Records from a data source
┏━━
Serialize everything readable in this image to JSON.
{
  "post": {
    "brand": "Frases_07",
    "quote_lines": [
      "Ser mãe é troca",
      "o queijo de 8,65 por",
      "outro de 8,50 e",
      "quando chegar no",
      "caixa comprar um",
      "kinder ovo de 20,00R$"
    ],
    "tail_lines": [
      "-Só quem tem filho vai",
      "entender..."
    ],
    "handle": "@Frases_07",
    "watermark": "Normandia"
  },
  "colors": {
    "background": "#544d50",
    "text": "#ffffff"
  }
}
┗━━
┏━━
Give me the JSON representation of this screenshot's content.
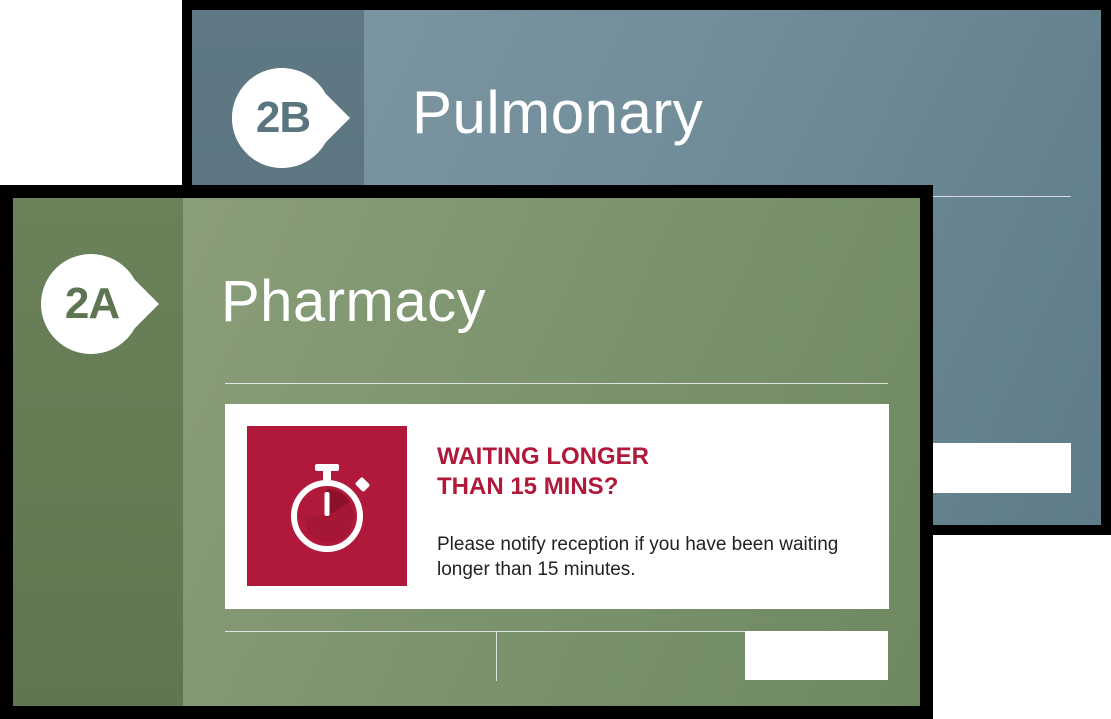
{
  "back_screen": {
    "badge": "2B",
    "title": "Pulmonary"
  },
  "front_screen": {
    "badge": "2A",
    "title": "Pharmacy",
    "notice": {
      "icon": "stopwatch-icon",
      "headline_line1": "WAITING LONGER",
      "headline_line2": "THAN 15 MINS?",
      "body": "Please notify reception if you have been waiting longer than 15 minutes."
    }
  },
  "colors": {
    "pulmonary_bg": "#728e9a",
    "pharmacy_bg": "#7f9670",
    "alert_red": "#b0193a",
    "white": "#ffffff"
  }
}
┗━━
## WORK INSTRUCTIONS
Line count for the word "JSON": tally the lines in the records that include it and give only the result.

## ANSWER TO THE PROBLEM
2